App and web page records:
• • •
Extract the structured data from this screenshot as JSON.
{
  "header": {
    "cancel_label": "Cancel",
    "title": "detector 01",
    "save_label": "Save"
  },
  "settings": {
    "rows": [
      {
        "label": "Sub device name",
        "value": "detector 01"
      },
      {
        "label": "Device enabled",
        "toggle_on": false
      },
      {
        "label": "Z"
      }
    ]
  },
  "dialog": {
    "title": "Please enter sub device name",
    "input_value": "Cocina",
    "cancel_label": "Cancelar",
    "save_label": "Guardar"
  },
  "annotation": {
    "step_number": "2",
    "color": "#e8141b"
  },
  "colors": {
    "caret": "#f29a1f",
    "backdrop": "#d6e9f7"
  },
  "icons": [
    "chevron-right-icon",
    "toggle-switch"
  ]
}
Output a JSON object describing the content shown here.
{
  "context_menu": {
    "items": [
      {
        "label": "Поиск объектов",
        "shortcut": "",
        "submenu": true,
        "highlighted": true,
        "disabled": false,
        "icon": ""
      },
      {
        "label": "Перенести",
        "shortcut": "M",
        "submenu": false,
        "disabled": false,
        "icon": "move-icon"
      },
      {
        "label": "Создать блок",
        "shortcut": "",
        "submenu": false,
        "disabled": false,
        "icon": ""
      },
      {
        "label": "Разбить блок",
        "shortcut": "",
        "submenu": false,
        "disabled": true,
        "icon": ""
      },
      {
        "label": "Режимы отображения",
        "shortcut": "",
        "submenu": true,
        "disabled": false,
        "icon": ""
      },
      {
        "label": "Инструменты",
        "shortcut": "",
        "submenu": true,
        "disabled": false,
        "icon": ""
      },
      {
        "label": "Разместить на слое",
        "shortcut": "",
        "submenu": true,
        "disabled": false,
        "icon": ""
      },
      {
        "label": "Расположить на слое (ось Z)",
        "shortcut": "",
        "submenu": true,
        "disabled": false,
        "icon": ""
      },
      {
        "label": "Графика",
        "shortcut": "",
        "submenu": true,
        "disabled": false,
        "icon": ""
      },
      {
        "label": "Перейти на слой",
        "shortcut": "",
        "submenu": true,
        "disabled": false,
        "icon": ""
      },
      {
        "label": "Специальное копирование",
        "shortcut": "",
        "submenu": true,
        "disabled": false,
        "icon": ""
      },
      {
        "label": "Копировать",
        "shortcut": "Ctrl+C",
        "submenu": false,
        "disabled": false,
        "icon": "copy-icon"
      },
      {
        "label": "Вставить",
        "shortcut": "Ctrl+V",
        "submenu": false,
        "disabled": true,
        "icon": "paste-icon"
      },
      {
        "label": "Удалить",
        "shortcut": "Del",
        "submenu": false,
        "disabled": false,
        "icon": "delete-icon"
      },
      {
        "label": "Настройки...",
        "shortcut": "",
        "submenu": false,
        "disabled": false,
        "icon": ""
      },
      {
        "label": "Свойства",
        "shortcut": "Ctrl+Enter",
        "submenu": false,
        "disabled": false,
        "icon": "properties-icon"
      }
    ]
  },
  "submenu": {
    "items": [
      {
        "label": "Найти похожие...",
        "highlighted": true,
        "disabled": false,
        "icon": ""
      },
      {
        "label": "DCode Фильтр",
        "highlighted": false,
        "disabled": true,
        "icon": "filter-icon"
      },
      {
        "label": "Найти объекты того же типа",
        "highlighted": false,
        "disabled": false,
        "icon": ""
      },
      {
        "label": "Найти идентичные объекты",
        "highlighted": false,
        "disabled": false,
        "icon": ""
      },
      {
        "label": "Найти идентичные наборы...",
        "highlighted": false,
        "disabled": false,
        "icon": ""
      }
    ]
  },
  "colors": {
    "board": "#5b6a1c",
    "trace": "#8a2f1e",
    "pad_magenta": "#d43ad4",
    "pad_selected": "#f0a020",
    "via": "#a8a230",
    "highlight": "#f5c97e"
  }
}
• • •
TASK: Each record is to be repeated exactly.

RESPONSE FOR THIS EXERCISE:
Extract the structured data from this screenshot as JSON.
{
  "header": {
    "cancel_label": "Cancel",
    "title": "detector 01",
    "save_label": "Save"
  },
  "settings": {
    "rows": [
      {
        "label": "Sub device name",
        "value": "detector 01"
      },
      {
        "label": "Device enabled",
        "toggle_on": false
      },
      {
        "label": "Z"
      }
    ]
  },
  "dialog": {
    "title": "Please enter sub device name",
    "input_value": "Cocina",
    "cancel_label": "Cancelar",
    "save_label": "Guardar"
  },
  "annotation": {
    "step_number": "2",
    "color": "#e8141b"
  },
  "colors": {
    "caret": "#f29a1f",
    "backdrop": "#d6e9f7"
  },
  "icons": [
    "chevron-right-icon",
    "toggle-switch"
  ]
}
Output a JSON object describing the content shown here.
{
  "context_menu": {
    "items": [
      {
        "label": "Поиск объектов",
        "shortcut": "",
        "submenu": true,
        "highlighted": true,
        "disabled": false,
        "icon": ""
      },
      {
        "label": "Перенести",
        "shortcut": "M",
        "submenu": false,
        "disabled": false,
        "icon": "move-icon"
      },
      {
        "label": "Создать блок",
        "shortcut": "",
        "submenu": false,
        "disabled": false,
        "icon": ""
      },
      {
        "label": "Разбить блок",
        "shortcut": "",
        "submenu": false,
        "disabled": true,
        "icon": ""
      },
      {
        "label": "Режимы отображения",
        "shortcut": "",
        "submenu": true,
        "disabled": false,
        "icon": ""
      },
      {
        "label": "Инструменты",
        "shortcut": "",
        "submenu": true,
        "disabled": false,
        "icon": ""
      },
      {
        "label": "Разместить на слое",
        "shortcut": "",
        "submenu": true,
        "disabled": false,
        "icon": ""
      },
      {
        "label": "Расположить на слое (ось Z)",
        "shortcut": "",
        "submenu": true,
        "disabled": false,
        "icon": ""
      },
      {
        "label": "Графика",
        "shortcut": "",
        "submenu": true,
        "disabled": false,
        "icon": ""
      },
      {
        "label": "Перейти на слой",
        "shortcut": "",
        "submenu": true,
        "disabled": false,
        "icon": ""
      },
      {
        "label": "Специальное копирование",
        "shortcut": "",
        "submenu": true,
        "disabled": false,
        "icon": ""
      },
      {
        "label": "Копировать",
        "shortcut": "Ctrl+C",
        "submenu": false,
        "disabled": false,
        "icon": "copy-icon"
      },
      {
        "label": "Вставить",
        "shortcut": "Ctrl+V",
        "submenu": false,
        "disabled": true,
        "icon": "paste-icon"
      },
      {
        "label": "Удалить",
        "shortcut": "Del",
        "submenu": false,
        "disabled": false,
        "icon": "delete-icon"
      },
      {
        "label": "Настройки...",
        "shortcut": "",
        "submenu": false,
        "disabled": false,
        "icon": ""
      },
      {
        "label": "Свойства",
        "shortcut": "Ctrl+Enter",
        "submenu": false,
        "disabled": false,
        "icon": "properties-icon"
      }
    ]
  },
  "submenu": {
    "items": [
      {
        "label": "Найти похожие...",
        "highlighted": true,
        "disabled": false,
        "icon": ""
      },
      {
        "label": "DCode Фильтр",
        "highlighted": false,
        "disabled": true,
        "icon": "filter-icon"
      },
      {
        "label": "Найти объекты того же типа",
        "highlighted": false,
        "disabled": false,
        "icon": ""
      },
      {
        "label": "Найти идентичные объекты",
        "highlighted": false,
        "disabled": false,
        "icon": ""
      },
      {
        "label": "Найти идентичные наборы...",
        "highlighted": false,
        "disabled": false,
        "icon": ""
      }
    ]
  },
  "colors": {
    "board": "#5b6a1c",
    "trace": "#8a2f1e",
    "pad_magenta": "#d43ad4",
    "pad_selected": "#f0a020",
    "via": "#a8a230",
    "highlight": "#f5c97e"
  }
}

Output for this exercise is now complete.